Now that my family’s auction is over and I am largely recovered, I will share a few photos from the event. I intended to take a lot of photos, but the day was too busy to be pointing a camera too much. I took most of my photos before the action became fast and furious.My siblings and I have been working towards this sale for the better part of a year. Neither my grandparents nor my parents ever had sale when the previous generation passed, so that task fell to the three of us. Worse, my parents, children of the Great Depression and World War II, never threw anything away. And I do mean anything. We found receipts from 1970 and check stubs from long-ended jobs of 40 years ago. Naturally, good things were mixed in with the junk, so we had to go through everything very carefully and couldn’t just toss it first.
But finally, we were as done as we were going to be, and it was time for auction. We sold old things and new, farm implements you’d have to be a bodybuilder to lift, household items—all manner of things. We had family and antique dealers, friends and strangers attend. The day was gorgeous, and we had a decent turnout, if not quite the standing room only crowd we might have hoped for. With 50 other sales in a 30-mile radius, buyers were spread a tad thin.

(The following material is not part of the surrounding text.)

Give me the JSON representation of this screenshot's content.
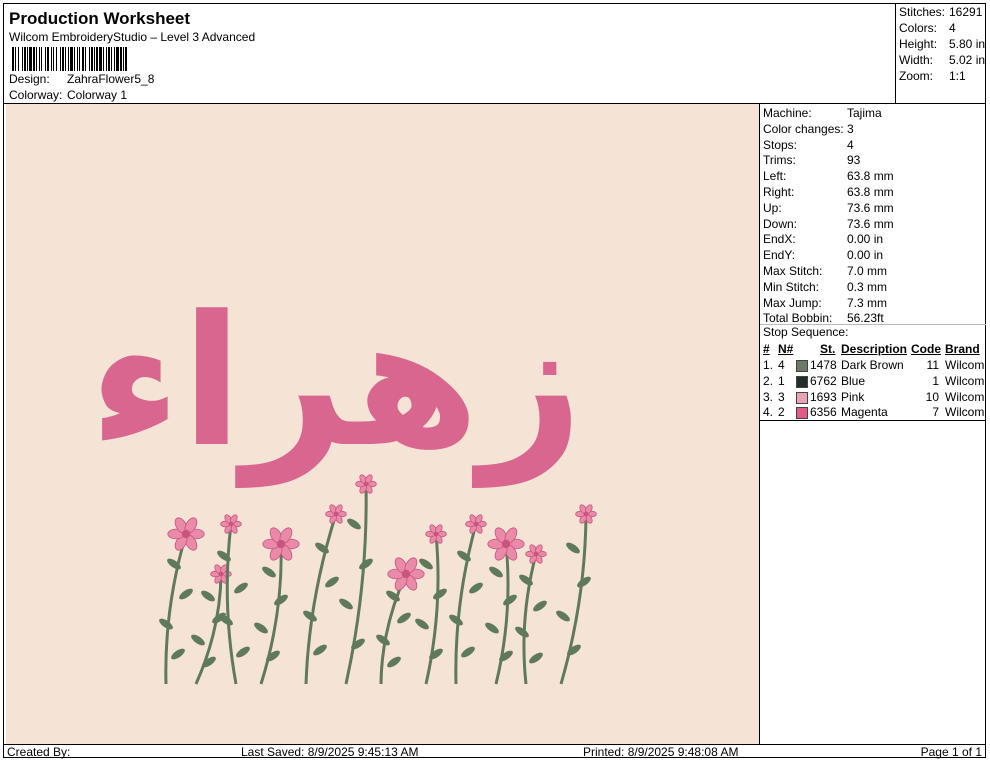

One of the things we sold was the old buckboard wagon, which I loved to sit in as a small child. The man who bought it plans to restore it, though he expects that's a 4-5 year project. He will enlist some Amishmen to replace the wood around the iron wheels. He tells me that alone takes 3 months per wheel. I'd like to see it again whenever it's done.Still, the event was a nice success for the family, and the house and old barn are now a lot, if not entirely, empty. There’s still more work to be done, though no deadline looms over our heads to accomplish that. Now, we can go through the mountains of photos we want to digitize and identify as many ancestors as we can. We also have a lot of old documents that we need to examine and figure out what to do with, since starting a family library the way former presidents do is probably not going to happen.